HOW TO COMPLETE THIS TASK ::
You are asked to filter the data below and copy every line holding "screenshot".

Excerpts from an interface dataset
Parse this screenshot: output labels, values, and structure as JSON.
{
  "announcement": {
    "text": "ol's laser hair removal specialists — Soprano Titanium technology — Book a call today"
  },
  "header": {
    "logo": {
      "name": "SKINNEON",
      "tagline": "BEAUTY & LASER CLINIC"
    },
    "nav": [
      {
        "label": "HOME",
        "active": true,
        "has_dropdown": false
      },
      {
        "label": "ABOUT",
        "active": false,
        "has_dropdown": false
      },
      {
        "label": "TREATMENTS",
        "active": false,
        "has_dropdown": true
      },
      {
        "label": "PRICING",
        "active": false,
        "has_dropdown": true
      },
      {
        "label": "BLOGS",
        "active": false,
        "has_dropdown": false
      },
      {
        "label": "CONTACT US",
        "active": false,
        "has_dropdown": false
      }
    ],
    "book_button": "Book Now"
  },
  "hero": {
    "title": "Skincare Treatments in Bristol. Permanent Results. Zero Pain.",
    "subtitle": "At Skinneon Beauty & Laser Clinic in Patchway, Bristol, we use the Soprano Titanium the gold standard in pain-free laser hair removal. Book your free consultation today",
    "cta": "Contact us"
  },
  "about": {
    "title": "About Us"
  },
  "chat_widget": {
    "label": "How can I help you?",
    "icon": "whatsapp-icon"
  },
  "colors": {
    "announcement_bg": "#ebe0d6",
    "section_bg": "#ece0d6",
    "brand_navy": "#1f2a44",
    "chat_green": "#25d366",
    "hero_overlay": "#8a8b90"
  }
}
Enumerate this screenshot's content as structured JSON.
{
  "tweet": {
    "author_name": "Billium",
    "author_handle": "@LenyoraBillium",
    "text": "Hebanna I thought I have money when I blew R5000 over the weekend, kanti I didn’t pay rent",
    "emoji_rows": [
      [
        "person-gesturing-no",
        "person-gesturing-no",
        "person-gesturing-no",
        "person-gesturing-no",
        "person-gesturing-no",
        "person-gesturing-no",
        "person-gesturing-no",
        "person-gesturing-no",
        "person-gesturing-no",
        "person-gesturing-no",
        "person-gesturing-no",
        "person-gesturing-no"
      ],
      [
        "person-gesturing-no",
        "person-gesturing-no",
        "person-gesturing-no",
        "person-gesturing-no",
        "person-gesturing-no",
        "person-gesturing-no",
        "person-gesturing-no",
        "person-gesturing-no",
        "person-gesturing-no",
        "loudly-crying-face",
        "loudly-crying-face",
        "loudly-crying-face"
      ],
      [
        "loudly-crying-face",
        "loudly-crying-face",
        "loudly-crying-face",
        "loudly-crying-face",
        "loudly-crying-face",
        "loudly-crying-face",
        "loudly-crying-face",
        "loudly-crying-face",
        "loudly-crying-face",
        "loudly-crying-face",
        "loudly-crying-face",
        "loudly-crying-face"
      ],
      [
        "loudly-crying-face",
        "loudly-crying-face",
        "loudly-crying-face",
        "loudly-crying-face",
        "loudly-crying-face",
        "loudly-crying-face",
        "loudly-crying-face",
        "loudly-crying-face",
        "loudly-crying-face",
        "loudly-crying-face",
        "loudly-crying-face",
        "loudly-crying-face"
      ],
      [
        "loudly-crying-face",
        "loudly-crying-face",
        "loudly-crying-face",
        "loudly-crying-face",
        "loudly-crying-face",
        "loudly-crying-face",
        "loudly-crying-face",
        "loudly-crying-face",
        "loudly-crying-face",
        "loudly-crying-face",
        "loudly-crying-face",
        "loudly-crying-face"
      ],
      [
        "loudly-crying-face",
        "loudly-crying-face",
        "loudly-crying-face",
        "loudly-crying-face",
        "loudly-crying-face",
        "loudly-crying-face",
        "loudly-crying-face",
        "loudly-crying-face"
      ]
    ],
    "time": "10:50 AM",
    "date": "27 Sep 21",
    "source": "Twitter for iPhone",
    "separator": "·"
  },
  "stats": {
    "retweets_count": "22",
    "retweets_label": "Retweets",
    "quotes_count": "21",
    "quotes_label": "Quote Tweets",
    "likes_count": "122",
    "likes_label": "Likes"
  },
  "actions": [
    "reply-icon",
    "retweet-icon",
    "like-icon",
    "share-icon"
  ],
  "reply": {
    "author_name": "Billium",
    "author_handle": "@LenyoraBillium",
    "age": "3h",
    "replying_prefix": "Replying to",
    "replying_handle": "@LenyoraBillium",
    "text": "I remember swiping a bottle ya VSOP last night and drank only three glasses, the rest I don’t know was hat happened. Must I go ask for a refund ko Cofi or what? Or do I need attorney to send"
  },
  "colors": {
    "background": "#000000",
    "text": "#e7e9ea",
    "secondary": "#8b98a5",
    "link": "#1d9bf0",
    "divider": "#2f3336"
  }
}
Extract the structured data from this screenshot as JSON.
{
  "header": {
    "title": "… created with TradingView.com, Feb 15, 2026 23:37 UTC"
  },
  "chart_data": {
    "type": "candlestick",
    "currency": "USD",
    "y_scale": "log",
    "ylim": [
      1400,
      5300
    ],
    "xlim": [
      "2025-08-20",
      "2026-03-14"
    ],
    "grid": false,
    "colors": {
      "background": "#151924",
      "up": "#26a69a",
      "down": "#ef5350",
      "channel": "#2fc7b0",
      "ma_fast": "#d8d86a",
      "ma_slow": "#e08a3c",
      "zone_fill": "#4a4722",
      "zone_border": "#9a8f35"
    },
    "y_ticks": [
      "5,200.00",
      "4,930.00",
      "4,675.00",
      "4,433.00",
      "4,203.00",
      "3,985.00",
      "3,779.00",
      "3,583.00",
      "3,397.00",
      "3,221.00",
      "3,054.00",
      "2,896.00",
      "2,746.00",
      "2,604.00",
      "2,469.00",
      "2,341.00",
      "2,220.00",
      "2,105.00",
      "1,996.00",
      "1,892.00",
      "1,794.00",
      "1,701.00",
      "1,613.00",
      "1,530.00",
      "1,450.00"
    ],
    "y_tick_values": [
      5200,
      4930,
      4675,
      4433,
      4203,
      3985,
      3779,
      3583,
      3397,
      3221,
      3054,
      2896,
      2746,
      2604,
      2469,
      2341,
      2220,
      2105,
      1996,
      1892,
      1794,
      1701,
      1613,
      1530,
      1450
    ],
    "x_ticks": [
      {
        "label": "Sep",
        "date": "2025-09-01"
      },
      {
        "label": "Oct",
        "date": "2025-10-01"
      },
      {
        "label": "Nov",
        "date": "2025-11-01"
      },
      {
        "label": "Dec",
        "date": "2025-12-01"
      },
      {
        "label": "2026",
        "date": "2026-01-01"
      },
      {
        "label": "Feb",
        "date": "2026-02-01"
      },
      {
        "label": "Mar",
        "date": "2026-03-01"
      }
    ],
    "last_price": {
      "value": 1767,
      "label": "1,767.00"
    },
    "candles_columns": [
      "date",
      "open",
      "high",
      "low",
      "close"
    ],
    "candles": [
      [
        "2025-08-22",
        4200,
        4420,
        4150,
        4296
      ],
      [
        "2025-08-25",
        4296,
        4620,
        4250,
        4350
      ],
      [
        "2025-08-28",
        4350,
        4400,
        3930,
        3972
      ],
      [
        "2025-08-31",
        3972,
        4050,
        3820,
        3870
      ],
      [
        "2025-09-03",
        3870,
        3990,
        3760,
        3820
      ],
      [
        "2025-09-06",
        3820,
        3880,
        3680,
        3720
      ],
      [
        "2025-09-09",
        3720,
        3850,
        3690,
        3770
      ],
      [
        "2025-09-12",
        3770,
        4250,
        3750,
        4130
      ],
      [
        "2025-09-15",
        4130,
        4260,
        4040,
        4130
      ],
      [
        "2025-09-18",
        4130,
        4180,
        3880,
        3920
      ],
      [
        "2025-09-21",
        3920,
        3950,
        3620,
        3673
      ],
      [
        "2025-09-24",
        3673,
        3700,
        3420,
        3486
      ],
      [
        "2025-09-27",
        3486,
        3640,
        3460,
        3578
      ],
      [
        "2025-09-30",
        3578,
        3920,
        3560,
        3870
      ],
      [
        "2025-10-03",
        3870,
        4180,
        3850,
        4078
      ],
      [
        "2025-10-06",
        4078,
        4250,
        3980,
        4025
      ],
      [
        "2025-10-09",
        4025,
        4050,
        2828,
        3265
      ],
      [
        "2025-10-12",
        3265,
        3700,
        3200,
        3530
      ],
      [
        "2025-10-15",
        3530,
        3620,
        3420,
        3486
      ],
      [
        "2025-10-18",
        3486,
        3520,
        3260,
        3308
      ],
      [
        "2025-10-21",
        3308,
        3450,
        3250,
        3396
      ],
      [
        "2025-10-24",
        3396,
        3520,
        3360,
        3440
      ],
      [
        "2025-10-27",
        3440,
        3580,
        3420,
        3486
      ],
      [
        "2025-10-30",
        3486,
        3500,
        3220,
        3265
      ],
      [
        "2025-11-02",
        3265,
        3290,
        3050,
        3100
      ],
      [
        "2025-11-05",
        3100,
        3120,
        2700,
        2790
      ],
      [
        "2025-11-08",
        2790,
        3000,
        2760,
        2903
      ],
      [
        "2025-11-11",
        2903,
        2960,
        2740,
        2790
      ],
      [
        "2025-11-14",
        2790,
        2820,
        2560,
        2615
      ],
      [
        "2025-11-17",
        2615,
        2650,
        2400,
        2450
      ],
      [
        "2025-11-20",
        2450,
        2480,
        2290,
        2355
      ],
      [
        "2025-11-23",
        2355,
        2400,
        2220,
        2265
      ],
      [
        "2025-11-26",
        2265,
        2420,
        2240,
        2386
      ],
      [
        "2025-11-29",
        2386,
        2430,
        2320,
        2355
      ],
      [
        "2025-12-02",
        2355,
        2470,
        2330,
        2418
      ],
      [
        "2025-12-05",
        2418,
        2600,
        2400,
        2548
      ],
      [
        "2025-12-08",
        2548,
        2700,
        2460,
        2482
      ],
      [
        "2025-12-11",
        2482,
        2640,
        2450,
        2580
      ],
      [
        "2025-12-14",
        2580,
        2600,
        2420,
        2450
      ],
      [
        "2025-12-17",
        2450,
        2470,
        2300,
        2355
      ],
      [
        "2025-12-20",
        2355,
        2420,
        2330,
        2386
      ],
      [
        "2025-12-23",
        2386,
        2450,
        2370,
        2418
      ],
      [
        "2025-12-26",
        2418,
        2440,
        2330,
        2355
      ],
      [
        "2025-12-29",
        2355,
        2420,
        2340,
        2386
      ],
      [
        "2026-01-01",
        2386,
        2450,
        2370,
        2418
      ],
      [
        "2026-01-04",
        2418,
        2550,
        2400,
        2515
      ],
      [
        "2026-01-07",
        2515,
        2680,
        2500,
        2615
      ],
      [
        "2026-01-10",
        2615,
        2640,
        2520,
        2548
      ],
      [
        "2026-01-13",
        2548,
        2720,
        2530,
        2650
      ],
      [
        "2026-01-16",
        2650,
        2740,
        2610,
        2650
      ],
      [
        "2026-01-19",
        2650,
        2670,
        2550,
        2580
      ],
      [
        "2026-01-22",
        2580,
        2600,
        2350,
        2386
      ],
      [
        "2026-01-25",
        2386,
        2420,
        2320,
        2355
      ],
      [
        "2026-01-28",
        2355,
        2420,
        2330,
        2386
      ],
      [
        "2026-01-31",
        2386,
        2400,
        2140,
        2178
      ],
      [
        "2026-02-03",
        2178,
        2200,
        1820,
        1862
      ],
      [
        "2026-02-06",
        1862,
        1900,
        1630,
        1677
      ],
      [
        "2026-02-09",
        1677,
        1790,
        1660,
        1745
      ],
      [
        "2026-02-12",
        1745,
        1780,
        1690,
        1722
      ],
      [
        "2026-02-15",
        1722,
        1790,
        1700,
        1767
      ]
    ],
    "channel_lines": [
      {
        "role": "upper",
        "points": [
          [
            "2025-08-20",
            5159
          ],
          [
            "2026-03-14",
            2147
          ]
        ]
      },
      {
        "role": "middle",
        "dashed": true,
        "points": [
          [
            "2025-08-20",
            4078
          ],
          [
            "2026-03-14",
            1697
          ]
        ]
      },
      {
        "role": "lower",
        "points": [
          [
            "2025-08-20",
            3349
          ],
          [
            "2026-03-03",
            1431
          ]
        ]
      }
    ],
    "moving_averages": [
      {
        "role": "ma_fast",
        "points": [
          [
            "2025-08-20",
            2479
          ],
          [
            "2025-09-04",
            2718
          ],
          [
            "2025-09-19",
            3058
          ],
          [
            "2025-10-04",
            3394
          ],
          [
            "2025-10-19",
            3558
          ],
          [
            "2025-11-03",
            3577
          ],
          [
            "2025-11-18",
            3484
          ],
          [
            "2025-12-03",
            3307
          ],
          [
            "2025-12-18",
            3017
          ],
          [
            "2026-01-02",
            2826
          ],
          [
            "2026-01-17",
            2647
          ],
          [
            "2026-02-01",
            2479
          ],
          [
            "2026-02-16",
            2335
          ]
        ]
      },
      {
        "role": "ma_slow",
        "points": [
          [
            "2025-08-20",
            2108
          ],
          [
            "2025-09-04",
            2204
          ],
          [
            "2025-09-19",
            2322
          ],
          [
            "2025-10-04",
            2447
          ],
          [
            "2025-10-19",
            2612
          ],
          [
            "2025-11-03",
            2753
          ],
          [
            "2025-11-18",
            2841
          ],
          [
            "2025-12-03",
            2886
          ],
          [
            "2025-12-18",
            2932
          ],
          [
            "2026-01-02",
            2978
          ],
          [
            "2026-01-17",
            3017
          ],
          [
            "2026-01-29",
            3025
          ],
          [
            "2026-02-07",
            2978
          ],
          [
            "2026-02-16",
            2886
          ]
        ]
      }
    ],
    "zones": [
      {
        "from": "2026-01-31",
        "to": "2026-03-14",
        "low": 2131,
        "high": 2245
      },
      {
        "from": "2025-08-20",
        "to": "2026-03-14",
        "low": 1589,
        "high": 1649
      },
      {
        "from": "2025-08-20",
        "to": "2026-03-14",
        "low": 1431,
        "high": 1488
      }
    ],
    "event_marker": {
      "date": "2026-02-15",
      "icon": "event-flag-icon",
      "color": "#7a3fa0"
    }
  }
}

REPLY TO THE TASK ::
Parse this screenshot: output labels, values, and structure as JSON.
Enumerate this screenshot's content as structured JSON.
Extract the structured data from this screenshot as JSON.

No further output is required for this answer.